■ To do
Copy every line from the records below that holds the word "Search".

■ Records for this task

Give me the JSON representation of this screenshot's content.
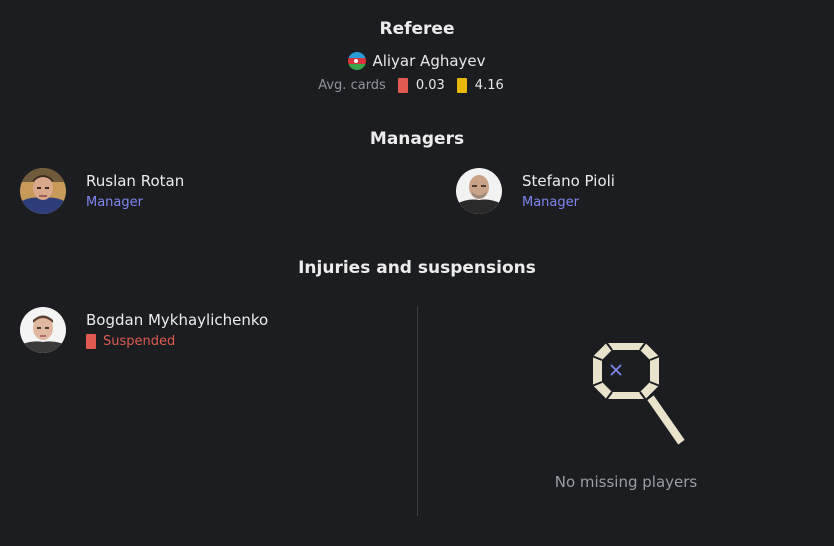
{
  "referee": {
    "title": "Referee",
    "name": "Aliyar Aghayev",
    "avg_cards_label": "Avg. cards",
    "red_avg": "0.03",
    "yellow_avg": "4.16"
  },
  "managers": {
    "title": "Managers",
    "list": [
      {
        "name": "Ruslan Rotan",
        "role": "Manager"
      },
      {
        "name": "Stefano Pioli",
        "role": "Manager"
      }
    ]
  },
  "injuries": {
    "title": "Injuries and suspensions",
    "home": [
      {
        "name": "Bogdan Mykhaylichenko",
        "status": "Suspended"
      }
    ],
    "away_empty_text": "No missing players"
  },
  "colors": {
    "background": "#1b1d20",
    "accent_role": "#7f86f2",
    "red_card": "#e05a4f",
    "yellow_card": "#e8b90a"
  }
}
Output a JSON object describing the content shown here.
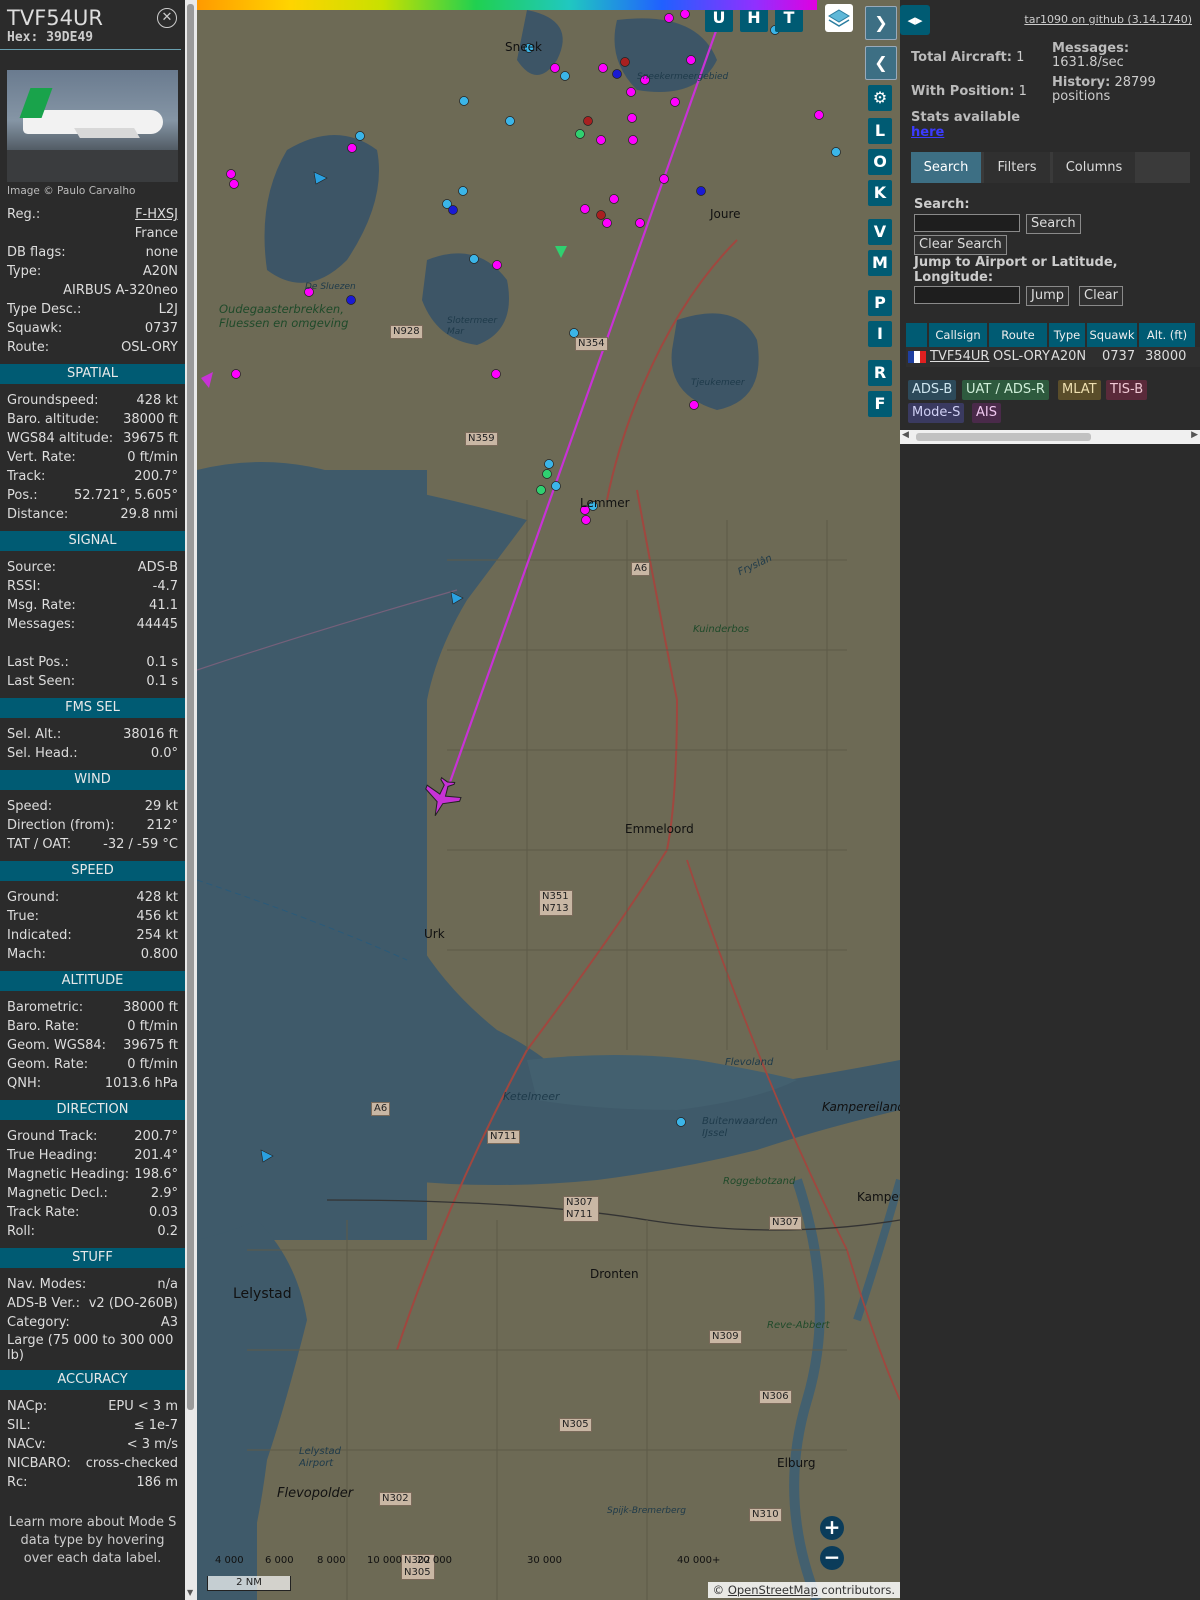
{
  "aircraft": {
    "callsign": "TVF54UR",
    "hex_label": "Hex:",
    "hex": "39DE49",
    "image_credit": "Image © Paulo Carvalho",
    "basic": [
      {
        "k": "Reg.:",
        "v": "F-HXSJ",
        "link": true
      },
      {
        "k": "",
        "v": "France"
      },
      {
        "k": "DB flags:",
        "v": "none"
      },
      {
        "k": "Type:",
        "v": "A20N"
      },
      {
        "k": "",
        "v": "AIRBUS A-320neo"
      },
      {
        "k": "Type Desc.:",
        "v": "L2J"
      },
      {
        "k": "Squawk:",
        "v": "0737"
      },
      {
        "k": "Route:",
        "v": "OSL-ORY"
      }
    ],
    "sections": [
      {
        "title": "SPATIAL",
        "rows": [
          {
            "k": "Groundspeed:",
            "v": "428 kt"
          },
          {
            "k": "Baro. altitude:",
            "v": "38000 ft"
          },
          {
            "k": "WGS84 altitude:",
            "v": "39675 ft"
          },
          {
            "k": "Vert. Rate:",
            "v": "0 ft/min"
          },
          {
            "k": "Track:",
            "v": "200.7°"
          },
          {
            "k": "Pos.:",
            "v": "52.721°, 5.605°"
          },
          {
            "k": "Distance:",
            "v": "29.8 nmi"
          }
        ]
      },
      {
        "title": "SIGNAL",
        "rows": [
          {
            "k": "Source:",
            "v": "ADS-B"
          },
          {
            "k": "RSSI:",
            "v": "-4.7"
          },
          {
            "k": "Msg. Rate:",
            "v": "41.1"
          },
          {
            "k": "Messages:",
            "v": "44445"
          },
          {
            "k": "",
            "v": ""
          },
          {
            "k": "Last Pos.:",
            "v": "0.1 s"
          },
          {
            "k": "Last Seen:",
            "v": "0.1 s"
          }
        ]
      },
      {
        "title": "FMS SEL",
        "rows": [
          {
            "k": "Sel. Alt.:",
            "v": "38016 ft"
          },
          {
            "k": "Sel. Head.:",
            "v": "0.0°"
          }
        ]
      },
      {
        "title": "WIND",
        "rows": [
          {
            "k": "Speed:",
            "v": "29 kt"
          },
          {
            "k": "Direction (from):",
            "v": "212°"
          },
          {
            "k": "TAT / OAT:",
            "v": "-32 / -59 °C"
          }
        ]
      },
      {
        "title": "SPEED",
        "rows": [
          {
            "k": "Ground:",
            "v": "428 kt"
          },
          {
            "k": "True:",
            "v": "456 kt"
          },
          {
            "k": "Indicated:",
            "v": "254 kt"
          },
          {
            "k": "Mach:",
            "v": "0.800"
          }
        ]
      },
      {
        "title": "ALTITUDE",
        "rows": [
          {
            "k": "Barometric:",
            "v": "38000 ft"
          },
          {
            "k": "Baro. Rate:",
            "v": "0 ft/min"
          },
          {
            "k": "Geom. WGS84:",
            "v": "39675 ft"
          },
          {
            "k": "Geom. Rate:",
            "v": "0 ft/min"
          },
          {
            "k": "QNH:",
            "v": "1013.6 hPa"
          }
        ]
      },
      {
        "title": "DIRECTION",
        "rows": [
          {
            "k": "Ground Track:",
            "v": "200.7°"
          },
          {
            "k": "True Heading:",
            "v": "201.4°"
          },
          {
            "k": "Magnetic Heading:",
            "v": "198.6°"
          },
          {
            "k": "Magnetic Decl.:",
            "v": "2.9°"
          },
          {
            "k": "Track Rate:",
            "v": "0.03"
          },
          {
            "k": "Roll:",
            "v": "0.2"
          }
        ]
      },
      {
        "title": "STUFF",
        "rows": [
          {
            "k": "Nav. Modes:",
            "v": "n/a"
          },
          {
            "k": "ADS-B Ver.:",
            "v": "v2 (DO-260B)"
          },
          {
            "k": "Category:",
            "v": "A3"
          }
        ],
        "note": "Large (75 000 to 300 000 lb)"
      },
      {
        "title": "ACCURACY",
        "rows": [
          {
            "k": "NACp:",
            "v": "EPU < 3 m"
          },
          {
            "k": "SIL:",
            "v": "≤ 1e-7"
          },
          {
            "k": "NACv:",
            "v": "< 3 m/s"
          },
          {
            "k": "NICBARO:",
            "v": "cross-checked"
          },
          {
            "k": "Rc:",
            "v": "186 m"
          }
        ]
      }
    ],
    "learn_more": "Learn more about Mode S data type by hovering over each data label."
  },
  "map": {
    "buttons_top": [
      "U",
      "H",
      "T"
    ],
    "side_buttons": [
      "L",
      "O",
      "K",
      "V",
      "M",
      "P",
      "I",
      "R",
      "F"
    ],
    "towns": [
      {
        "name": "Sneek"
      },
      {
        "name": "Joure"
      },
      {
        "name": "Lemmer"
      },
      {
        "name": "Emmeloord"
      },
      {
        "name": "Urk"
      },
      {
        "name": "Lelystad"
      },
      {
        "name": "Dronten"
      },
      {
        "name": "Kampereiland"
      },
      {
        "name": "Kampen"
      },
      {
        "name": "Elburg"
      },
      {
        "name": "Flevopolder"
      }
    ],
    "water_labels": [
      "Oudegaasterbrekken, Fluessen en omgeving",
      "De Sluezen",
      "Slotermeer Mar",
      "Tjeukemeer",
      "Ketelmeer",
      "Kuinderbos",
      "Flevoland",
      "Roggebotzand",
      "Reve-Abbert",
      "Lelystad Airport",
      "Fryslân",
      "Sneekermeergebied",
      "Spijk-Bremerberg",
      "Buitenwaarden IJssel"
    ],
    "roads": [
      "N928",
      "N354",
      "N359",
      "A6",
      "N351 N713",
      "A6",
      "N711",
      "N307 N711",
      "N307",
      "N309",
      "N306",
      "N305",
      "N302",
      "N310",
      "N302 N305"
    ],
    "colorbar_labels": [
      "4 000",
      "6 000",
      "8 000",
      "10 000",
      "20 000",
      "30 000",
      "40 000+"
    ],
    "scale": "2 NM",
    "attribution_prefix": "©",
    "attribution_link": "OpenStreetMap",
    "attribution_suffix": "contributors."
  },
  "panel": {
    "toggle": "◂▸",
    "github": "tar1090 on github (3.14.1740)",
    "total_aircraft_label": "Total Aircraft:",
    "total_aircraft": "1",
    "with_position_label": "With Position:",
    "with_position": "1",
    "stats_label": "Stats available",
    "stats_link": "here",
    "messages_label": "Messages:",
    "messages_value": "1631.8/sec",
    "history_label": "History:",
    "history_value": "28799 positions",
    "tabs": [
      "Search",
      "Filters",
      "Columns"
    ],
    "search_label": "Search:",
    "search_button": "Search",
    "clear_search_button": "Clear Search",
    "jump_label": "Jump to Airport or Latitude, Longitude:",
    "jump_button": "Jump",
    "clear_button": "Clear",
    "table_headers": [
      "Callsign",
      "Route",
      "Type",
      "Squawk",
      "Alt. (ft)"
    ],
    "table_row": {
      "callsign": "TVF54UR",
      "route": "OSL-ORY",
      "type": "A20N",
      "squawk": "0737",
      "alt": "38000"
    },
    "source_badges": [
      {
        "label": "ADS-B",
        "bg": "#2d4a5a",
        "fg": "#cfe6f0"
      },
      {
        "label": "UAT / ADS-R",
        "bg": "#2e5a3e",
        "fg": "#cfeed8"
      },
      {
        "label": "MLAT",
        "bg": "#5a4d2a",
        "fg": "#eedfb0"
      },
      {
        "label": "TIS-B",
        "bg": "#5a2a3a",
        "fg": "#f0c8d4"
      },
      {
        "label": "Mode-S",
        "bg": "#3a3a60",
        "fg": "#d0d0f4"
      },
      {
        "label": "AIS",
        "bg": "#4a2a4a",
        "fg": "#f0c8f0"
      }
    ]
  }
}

■ Written solution
      "Search",
    "search_label": "Search:",
    "search_button": "Search",
    "clear_search_button": "Clear Search",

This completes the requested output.